- Nordstrom’s Pinterest Interest. This real-world example describes how the high-end retailer, noted for its dedication to listening to its customers, is bringing the omni-channel experience to life. As reported in the Business Insider, the pilot extends engagement beyond giving online shoppers the ability to ‘pin’ any merchandise on the Nordstrom site. The brand is integrating the social feedback from 4.5 million Pinterest followers to the shopping experience by using that data to influence merchandising decisions in-store. Community-promoted merchandise carries a red Pinterest label and salespeople are armed with an app that matches popular Pinterest items with current inventory. Lesson: As Nordstrom’s social media manager Bryan Galipeau said, “What we’re doing here is taking the lead from the customer” and it could help us “translate digital insight into a real experience.”
So that’s one marketing pro’s approach to finding a few hidden gems in a sea of information. What’s your strategy?
Engaging your customers is at the heart of successful marketing programs. For more than 20 years, Cheryl has been building and executing content and thought leadership strategies designed to do just that. She is excited to be applying that well-honed skill to a help companies like Microsoft, Cisco, 3M, Intel, Capital One and Barclaycard tap into their stakeholder communities and build sophisticated content strategies.

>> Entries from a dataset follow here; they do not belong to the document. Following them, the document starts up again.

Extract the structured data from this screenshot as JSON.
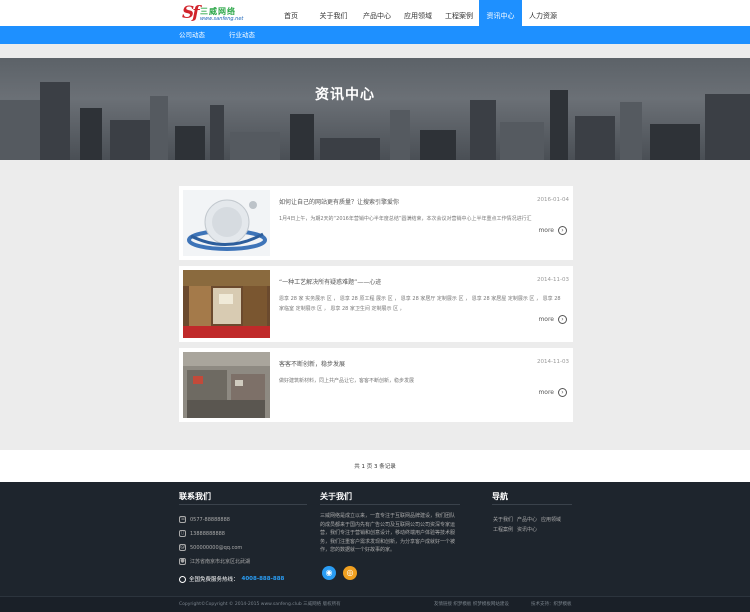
{
  "header": {
    "logo_text": "三威网络",
    "logo_mark": "Sf",
    "logo_url": "www.sanfeng.net",
    "nav": [
      "首页",
      "关于我们",
      "产品中心",
      "应用领域",
      "工程案例",
      "资讯中心",
      "人力资源"
    ],
    "active_index": 5
  },
  "subnav": [
    "公司动态",
    "行业动态"
  ],
  "banner": {
    "title": "资讯中心"
  },
  "news": [
    {
      "title": "如何让自己的网站更有质量？让搜索引擎爱你",
      "date": "2016-01-04",
      "desc": "1月4日上午，为期2天的“2016年营销中心半年度总结”圆满结束，本次会议对营销中心上半年重点工作情况进行汇",
      "more": "more"
    },
    {
      "title": "“一种工艺解决所有疑惑难题”——心迹",
      "date": "2014-11-03",
      "desc": "恩享 28 家 实务展示 区 ， 恩享 28 原工程 展示 区 ， 恩享 28 家居厅 定制展示 区 ， 恩享 28 家居屋 定制展示 区 ， 恩享 28 家临室 定制展示 区 ， 恩享 28 家卫生间 定制展示 区 ，",
      "more": "more"
    },
    {
      "title": "客客不断创新，稳步发展",
      "date": "2014-11-03",
      "desc": "做好建筑新材料，同上共产品让它，客客不断创新，稳步发展",
      "more": "more"
    }
  ],
  "pager": "共 1 页 3 条记录",
  "footer": {
    "contact_title": "联系我们",
    "phone": "0577-88888888",
    "mobile": "13888888888",
    "email": "500000000@qq.com",
    "address": "江苏省南京市北京区北武湖",
    "hotline_label": "全国免费服务热线：",
    "hotline": "4008-888-888",
    "about_title": "关于我们",
    "about_text": "三威网络是成立以来，一直专注于互联网品牌建设，我们团队的成员都来于国内先有广告公司及互联网公司公司资深专家运营，我们专注于营销和创意设计，移动终端用户体验等技术服务，我们注重客户需求发现和创新，为分享客户成就好一个被作，您的数据就一个好故事的家。",
    "social": [
      "qq",
      "weibo"
    ],
    "nav_title": "导航",
    "nav_links_1": [
      "关于我们",
      "产品中心",
      "应用领域"
    ],
    "nav_links_2": [
      "工程案例",
      "资讯中心"
    ],
    "copyright": "Copyright©Copyright © 2014-2015 www.sanfeng.club 三威网络 版权所有",
    "links_mid": "友情链接 织梦模板 织梦模板网站建设",
    "support": "技术支持：织梦模板"
  },
  "colors": {
    "accent": "#1e90ff",
    "footer_bg": "#1e252d",
    "hotline": "#2a9df4"
  }
}
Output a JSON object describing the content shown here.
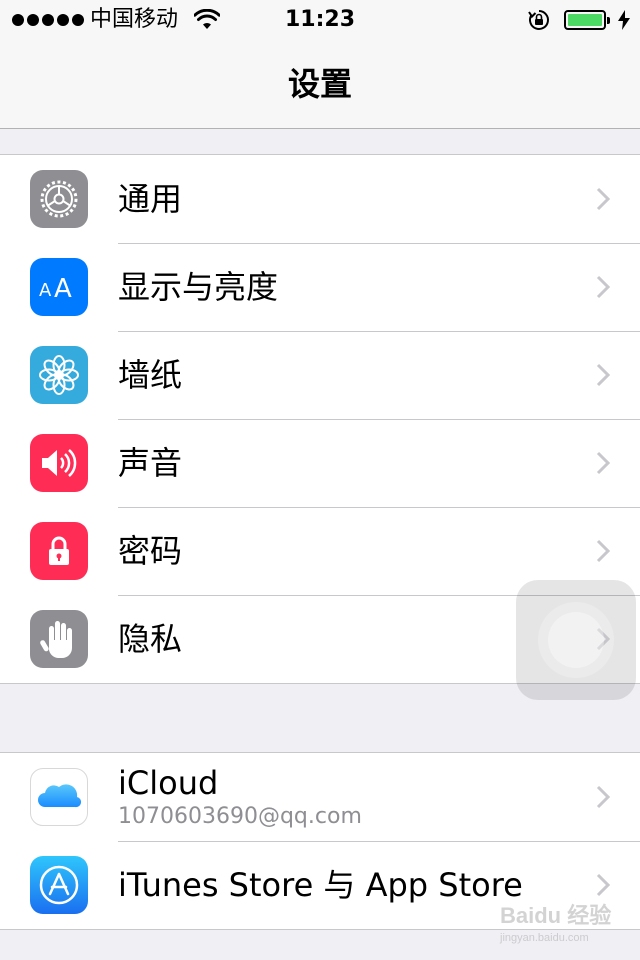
{
  "status_bar": {
    "carrier": "中国移动",
    "time": "11:23",
    "battery_level": 1.0
  },
  "nav": {
    "title": "设置"
  },
  "group1": [
    {
      "label": "通用",
      "icon": "gear-icon",
      "color": "#8e8e93"
    },
    {
      "label": "显示与亮度",
      "icon": "display-brightness-icon",
      "color": "#007aff"
    },
    {
      "label": "墙纸",
      "icon": "wallpaper-flower-icon",
      "color": "#35aadc"
    },
    {
      "label": "声音",
      "icon": "speaker-icon",
      "color": "#ff2d55"
    },
    {
      "label": "密码",
      "icon": "lock-icon",
      "color": "#ff2d55"
    },
    {
      "label": "隐私",
      "icon": "hand-icon",
      "color": "#8e8e93"
    }
  ],
  "group2": [
    {
      "label": "iCloud",
      "sublabel": "1070603690@qq.com",
      "icon": "icloud-icon",
      "color": "#ffffff"
    },
    {
      "label": "iTunes Store 与 App Store",
      "icon": "app-store-icon",
      "color": "#1a8cff"
    }
  ],
  "display_icon_text": "AA",
  "watermark": {
    "main": "Baidu 经验",
    "sub": "jingyan.baidu.com"
  }
}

Her experience base spans a range of industries – from technology and financial services to retail, travel, consumer products and healthcare. Cheryl has served as an integral member of her clients’ marketing teams, providing counsel on marketing and brand strategy, thought leadership, media relations, product introductions, and event management.
Prior to joining ComBlu, Cheryl spent 10 years leading corporate marketing for large, complex organizations.